What you return should match every entry, character for character.

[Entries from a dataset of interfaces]
—————

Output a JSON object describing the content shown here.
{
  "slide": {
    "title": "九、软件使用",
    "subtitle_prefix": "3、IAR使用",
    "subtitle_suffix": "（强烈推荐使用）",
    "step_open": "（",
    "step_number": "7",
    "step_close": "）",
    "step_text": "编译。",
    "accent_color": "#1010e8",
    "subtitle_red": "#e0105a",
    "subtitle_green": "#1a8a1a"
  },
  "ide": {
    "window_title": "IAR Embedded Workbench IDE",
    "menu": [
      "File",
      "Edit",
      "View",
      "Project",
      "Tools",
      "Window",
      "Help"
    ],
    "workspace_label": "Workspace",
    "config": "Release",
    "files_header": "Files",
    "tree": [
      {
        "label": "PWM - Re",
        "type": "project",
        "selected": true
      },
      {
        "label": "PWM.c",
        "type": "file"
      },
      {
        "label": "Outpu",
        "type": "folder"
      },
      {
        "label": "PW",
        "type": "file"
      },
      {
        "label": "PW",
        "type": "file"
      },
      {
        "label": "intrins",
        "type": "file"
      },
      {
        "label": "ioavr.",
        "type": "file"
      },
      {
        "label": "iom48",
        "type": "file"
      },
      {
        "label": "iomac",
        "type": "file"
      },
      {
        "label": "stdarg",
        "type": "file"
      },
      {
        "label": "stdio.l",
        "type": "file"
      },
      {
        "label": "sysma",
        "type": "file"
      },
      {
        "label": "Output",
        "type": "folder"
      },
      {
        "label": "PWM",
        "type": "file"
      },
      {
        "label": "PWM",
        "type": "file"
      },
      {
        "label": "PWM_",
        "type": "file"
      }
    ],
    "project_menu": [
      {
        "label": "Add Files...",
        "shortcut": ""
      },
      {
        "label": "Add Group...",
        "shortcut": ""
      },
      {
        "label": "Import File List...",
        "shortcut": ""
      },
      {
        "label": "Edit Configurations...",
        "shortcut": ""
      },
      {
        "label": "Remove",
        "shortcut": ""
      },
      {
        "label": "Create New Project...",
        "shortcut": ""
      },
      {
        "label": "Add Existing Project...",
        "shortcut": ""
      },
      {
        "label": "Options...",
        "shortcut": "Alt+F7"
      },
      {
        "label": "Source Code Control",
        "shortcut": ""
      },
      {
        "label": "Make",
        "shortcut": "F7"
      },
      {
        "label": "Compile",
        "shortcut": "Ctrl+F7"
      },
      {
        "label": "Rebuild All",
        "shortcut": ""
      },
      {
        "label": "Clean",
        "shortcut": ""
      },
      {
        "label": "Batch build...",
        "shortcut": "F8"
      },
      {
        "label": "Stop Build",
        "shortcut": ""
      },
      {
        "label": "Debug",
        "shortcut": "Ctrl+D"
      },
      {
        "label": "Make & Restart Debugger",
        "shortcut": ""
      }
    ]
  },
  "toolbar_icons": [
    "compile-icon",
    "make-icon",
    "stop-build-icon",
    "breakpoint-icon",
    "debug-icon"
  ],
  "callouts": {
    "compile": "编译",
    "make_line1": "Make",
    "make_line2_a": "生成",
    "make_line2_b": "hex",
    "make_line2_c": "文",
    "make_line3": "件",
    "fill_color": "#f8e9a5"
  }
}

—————

● **Exercise output**
Output a JSON object describing the content shown here.
{
  "slide": {
    "title": "九、软件使用",
    "subtitle_prefix": "3、IAR使用",
    "subtitle_suffix": "（强烈推荐使用）",
    "step_open": "（",
    "step_number": "7",
    "step_close": "）",
    "step_text": "编译。",
    "accent_color": "#1010e8",
    "subtitle_red": "#e0105a",
    "subtitle_green": "#1a8a1a"
  },
  "ide": {
    "window_title": "IAR Embedded Workbench IDE",
    "menu": [
      "File",
      "Edit",
      "View",
      "Project",
      "Tools",
      "Window",
      "Help"
    ],
    "workspace_label": "Workspace",
    "config": "Release",
    "files_header": "Files",
    "tree": [
      {
        "label": "PWM - Re",
        "type": "project",
        "selected": true
      },
      {
        "label": "PWM.c",
        "type": "file"
      },
      {
        "label": "Outpu",
        "type": "folder"
      },
      {
        "label": "PW",
        "type": "file"
      },
      {
        "label": "PW",
        "type": "file"
      },
      {
        "label": "intrins",
        "type": "file"
      },
      {
        "label": "ioavr.",
        "type": "file"
      },
      {
        "label": "iom48",
        "type": "file"
      },
      {
        "label": "iomac",
        "type": "file"
      },
      {
        "label": "stdarg",
        "type": "file"
      },
      {
        "label": "stdio.l",
        "type": "file"
      },
      {
        "label": "sysma",
        "type": "file"
      },
      {
        "label": "Output",
        "type": "folder"
      },
      {
        "label": "PWM",
        "type": "file"
      },
      {
        "label": "PWM",
        "type": "file"
      },
      {
        "label": "PWM_",
        "type": "file"
      }
    ],
    "project_menu": [
      {
        "label": "Add Files...",
        "shortcut": ""
      },
      {
        "label": "Add Group...",
        "shortcut": ""
      },
      {
        "label": "Import File List...",
        "shortcut": ""
      },
      {
        "label": "Edit Configurations...",
        "shortcut": ""
      },
      {
        "label": "Remove",
        "shortcut": ""
      },
      {
        "label": "Create New Project...",
        "shortcut": ""
      },
      {
        "label": "Add Existing Project...",
        "shortcut": ""
      },
      {
        "label": "Options...",
        "shortcut": "Alt+F7"
      },
      {
        "label": "Source Code Control",
        "shortcut": ""
      },
      {
        "label": "Make",
        "shortcut": "F7"
      },
      {
        "label": "Compile",
        "shortcut": "Ctrl+F7"
      },
      {
        "label": "Rebuild All",
        "shortcut": ""
      },
      {
        "label": "Clean",
        "shortcut": ""
      },
      {
        "label": "Batch build...",
        "shortcut": "F8"
      },
      {
        "label": "Stop Build",
        "shortcut": ""
      },
      {
        "label": "Debug",
        "shortcut": "Ctrl+D"
      },
      {
        "label": "Make & Restart Debugger",
        "shortcut": ""
      }
    ]
  },
  "toolbar_icons": [
    "compile-icon",
    "make-icon",
    "stop-build-icon",
    "breakpoint-icon",
    "debug-icon"
  ],
  "callouts": {
    "compile": "编译",
    "make_line1": "Make",
    "make_line2_a": "生成",
    "make_line2_b": "hex",
    "make_line2_c": "文",
    "make_line3": "件",
    "fill_color": "#f8e9a5"
  }
}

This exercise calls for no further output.